That is my determination for 2012, and I pray you will join me. Jesus said He was the Light of the world, but once He ascended into heaven He left the shining of that light to us. Will you join me in this determination to let our light shine in the darkness? I will pray for you to do so; will you also pray for me? For when God saw the light, He immediately declared that it was good.

Don’t miss CIR’s Daily Article !
Copyright 2009-2012 Kathi Macias, all rights reserved.
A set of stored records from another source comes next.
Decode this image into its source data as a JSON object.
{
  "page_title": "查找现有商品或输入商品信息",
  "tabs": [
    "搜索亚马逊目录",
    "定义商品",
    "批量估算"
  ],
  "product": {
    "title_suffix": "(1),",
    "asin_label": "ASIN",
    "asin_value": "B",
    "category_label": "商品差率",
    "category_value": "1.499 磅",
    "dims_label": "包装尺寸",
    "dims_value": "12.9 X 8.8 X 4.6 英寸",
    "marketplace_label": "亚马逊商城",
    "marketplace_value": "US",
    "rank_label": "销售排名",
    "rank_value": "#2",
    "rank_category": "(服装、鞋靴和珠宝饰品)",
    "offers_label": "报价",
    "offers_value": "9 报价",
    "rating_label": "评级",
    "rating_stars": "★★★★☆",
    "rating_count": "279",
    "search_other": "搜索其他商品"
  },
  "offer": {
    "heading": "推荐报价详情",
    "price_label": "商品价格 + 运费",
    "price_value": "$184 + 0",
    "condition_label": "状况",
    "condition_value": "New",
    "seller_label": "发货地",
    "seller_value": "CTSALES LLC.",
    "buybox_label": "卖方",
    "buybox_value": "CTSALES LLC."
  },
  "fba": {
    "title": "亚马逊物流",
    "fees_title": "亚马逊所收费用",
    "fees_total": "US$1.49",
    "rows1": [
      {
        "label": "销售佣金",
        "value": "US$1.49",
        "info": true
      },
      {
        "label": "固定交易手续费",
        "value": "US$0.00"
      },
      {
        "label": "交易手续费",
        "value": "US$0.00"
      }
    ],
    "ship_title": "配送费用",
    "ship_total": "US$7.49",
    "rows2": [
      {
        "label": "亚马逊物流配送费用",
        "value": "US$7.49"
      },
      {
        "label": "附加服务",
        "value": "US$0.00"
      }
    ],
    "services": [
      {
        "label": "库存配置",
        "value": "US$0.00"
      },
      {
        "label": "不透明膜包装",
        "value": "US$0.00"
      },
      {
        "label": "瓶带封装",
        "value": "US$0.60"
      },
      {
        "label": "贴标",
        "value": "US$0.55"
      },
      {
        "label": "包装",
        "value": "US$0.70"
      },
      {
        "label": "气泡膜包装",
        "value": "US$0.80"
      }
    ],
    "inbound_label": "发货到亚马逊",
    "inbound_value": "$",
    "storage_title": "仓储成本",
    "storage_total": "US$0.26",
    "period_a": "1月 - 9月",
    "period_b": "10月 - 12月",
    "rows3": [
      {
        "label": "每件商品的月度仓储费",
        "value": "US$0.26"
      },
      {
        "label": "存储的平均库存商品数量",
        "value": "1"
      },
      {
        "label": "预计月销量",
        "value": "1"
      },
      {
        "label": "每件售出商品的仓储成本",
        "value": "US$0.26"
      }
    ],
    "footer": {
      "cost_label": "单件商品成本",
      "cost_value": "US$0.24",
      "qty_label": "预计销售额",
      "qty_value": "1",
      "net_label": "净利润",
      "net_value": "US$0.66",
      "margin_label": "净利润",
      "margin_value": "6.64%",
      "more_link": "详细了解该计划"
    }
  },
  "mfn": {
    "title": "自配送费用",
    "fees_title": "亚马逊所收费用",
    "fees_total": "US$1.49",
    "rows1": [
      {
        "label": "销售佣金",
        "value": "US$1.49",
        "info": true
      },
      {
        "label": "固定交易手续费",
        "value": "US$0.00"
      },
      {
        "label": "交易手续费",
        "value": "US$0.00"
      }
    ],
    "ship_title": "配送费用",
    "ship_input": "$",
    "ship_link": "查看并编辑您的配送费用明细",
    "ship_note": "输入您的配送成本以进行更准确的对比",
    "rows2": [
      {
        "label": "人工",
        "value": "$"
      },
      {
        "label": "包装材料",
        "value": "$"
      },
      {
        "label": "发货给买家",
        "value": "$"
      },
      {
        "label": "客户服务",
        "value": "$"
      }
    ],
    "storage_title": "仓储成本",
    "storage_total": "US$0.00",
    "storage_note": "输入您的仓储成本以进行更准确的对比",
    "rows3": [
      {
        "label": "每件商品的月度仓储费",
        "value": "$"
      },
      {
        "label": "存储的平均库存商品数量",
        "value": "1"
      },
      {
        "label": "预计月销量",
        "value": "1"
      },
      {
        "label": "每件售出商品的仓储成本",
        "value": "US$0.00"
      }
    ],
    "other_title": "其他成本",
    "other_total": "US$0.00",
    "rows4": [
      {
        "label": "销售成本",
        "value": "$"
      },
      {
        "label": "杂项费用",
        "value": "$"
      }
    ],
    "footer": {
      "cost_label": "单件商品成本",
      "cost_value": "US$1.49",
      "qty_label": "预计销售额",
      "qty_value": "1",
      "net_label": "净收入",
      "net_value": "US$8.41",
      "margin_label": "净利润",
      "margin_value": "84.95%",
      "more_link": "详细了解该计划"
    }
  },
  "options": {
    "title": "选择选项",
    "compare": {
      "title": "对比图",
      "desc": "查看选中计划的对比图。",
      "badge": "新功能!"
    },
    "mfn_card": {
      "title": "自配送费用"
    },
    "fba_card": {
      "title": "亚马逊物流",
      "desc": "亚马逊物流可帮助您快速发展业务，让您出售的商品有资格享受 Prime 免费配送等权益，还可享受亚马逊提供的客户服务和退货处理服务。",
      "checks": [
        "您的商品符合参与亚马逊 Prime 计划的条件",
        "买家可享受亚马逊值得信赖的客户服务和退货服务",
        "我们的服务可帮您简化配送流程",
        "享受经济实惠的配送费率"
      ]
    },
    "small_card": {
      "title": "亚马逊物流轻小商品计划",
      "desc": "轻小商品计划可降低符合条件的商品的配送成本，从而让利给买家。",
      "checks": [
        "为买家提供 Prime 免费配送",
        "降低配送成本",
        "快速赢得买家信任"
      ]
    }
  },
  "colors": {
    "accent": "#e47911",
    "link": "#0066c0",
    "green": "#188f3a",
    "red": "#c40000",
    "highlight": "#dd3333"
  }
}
Used by permission.
Kathi Macias is a multi-award winning writer who has authored 30 books.
“Beyond Me. Living a You-first Life in a Me-first World”


“Mothers of the Bible Speak to Mothers of Today”

She also writes novels:

No Greater Love

More than Conquerors

The author can be reached at:

How To Be A Better Funnel

Wednesday, January 4th, 2012

What does this graphic say to you?

The inspiration for my funky image was a poster created by a student, Ryan Morgan, in response to What did you learn in school?

It’s a thought provoking image that got me thinking in a couple of directions. I’ll share one today and another next time.

As we establish goals for 2012, each of us is, in some sense, a funnel. We’re bombarded by inputs clamoring for attention. Either actively or passively, we all decide how we’ll spend the 1440 minutes God gives us each day.

From an amazing array of options, something emerges from the bottom of the funnel that represents our judgment about the proper use of that particular hour, day, month, or year.

We all have access to the same inputs. We control that part of the diagram to some extent through what we choose to read (or not), the media we consume, and the people with whom we associate.

There’s also a certain amount of the culture from which we can’t realistically isolate ourselves. Unless we cloister ourselves in a monastery, we interact with random inputs from coworkers, neighbors, and media.

All of that stuff, the parts we intentionally choose and those we encounter just by living in society, is what enters the top of the funnel. Some might argue that wisdom lies in tight control of the input. I’m not sure about that.

The real wisdom, the art of living, seems to reside in how we process those inputs. That’s the funnel. That’s what determines whether the output is light or darkness.

The goal, it seems, is to become a better, more intentional funnel.

How can you be a better funnel in 2012?

Don’t miss CIR’s Daily Article !

Copyright 2008-2012 by Rich Dixon, All Rights Reserved. Used by permission.

Rich is an author and speaker. He is the author of:

Relentless Grace: God’s Invitation To Give Hope Another Chance. Visit his web site